Vanguard Growth & Income,
Chase Vista Focus,
Dreyfus fund and
Nvest Growth & Income had more than 3.5% of their assets invested in Cisco, according to their most recent portfolio reports.
The percentage of value fund managers owning shares of
and media shop
AT&T Liberty Media Group
have also risen this year. The two stocks, both well down for the year, boast P/Es of 53.4 and a whopping 217, respectively, according to Baseline.
Even pricey and beat-up wireless shop
-- last year's undisputed darling with a 2,619% gain -- is winning some value fund managers' hearts. The stock, down a bit more than 49% since Jan. 1, is now in more than 7% of large-cap value funds despite its 81 P/E multiple.
This isn't to say that value funds are indiscriminately buying sagging tech or telecom stocks. Consider that both value and growth managers are dumping AT&T, which has lost more than half its value this year and trades at a modest 9.1 P/E.
When a growth manager sells a stock it usually means he or she doesn't see growth in the next few quarters, and when a value manager dumps a stock it often means he or she doesn't see good returns over the long term. No matter how you slice it, the pros aren't liking Ma Bell.
The Junk Pile
In the fund world, all that glitters is actually pretty lousy. You probably know gold funds have been a loser's game, but you might not grasp exactly how bad things have been. Over the past 10 years, the precious metals funds lost 6.3% each year on average, according to Morningstar. A $10,000 investment in the average gold fund 10 years ago would be worth $4,528 through Oct. 31, according to Morningstar. The same investment in the Vanguard 500 fund, which tracks the S&P 500, would've grown to more than $50,000.
Fund Junkie runs every Monday and Wednesday, as well as occasional dispatches. Ian McDonald writes daily for TheStreet.com. In keeping with TSC's editorial policy, he doesn't own or short individual stocks. He also doesn't invest in hedge funds or other private investment partnerships. He invites you to send your feedback to

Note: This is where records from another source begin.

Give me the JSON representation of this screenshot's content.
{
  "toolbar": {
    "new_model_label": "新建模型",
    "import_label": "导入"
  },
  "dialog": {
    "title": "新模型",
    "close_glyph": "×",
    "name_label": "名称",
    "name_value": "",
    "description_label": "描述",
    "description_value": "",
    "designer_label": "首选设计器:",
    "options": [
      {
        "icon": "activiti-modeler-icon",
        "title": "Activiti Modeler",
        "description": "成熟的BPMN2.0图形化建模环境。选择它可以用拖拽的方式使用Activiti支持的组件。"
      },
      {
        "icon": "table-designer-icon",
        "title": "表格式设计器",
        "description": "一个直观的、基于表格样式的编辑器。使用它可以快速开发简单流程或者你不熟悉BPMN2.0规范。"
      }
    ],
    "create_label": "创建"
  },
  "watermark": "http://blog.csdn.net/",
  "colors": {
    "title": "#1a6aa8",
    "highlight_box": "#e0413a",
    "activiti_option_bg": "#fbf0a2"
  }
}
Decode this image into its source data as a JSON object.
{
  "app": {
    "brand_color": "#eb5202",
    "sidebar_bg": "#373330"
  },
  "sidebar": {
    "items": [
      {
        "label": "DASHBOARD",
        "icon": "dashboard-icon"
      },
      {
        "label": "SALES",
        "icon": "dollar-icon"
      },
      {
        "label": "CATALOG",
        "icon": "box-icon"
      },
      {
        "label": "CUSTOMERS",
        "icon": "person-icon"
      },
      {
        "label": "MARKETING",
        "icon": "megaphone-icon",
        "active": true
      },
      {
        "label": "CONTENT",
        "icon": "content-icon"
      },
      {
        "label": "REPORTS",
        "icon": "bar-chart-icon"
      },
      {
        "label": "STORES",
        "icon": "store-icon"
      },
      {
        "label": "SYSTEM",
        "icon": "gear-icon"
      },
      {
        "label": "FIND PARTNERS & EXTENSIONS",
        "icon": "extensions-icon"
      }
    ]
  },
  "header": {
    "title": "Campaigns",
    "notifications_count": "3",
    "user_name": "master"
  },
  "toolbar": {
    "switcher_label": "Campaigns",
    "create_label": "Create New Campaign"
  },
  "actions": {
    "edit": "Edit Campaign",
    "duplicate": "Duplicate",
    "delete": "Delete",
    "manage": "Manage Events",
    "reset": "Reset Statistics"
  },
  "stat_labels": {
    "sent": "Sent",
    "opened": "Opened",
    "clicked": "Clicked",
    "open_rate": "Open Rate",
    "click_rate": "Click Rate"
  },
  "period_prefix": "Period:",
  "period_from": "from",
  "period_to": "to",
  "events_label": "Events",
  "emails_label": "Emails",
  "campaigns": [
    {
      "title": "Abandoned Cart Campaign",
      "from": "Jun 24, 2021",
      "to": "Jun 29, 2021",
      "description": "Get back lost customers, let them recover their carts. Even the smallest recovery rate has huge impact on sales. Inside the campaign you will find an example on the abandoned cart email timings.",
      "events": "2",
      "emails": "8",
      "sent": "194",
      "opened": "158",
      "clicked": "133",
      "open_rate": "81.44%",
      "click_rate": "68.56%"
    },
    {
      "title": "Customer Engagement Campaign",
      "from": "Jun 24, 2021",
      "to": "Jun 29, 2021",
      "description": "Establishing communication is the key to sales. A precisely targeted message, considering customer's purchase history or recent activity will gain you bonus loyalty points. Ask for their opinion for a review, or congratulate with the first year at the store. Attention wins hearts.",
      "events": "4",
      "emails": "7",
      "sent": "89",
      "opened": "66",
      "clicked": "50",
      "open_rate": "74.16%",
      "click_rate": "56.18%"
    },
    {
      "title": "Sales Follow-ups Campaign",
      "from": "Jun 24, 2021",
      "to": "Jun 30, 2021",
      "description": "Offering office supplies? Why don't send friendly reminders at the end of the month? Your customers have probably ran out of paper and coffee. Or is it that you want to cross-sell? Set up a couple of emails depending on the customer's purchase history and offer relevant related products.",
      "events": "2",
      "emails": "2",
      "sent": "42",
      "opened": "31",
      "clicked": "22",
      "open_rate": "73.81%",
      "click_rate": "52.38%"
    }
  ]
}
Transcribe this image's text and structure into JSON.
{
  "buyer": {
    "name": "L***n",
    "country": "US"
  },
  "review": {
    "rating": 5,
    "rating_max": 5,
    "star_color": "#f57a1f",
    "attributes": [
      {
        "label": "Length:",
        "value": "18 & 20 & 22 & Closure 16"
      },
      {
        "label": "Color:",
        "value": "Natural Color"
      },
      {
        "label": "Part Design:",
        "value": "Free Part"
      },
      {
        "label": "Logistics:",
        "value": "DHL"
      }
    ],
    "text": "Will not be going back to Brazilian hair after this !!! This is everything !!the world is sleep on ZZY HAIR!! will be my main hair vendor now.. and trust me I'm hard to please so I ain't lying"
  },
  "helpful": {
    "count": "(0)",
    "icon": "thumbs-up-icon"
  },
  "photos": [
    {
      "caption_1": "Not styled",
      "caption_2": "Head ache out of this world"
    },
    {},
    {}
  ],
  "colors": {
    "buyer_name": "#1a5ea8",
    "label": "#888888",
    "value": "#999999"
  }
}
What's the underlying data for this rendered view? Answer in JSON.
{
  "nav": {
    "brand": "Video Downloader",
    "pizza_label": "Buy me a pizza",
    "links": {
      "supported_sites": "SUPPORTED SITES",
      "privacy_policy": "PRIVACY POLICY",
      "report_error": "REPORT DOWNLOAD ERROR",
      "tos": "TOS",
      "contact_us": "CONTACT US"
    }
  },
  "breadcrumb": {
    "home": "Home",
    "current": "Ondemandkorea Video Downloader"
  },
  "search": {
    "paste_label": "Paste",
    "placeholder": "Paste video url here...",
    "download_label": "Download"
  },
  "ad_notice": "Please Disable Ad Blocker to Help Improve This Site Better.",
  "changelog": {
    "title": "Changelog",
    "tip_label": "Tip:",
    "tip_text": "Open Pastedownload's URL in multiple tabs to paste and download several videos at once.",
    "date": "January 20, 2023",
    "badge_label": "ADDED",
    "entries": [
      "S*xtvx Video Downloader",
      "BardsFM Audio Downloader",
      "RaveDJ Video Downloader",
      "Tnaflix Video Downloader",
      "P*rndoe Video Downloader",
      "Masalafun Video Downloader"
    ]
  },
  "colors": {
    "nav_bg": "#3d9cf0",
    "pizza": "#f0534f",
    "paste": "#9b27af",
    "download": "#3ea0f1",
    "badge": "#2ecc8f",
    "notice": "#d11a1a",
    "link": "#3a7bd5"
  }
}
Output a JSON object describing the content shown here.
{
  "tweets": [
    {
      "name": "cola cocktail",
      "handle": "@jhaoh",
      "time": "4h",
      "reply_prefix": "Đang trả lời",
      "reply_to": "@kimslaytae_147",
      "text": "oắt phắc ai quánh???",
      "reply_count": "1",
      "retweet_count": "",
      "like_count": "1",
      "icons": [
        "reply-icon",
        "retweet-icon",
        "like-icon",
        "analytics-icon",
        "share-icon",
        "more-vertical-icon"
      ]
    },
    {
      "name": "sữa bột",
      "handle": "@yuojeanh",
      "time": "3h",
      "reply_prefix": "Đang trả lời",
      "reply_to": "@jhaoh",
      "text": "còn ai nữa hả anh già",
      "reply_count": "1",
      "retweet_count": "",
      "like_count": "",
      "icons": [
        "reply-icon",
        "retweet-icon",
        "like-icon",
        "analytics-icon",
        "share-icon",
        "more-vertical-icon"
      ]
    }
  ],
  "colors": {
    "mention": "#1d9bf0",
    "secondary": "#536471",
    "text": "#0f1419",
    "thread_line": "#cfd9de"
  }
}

firstname.lastname@example.org, but he cannot give specific financial advice. Editorial Assistant Dan Bernstein contributed to this column.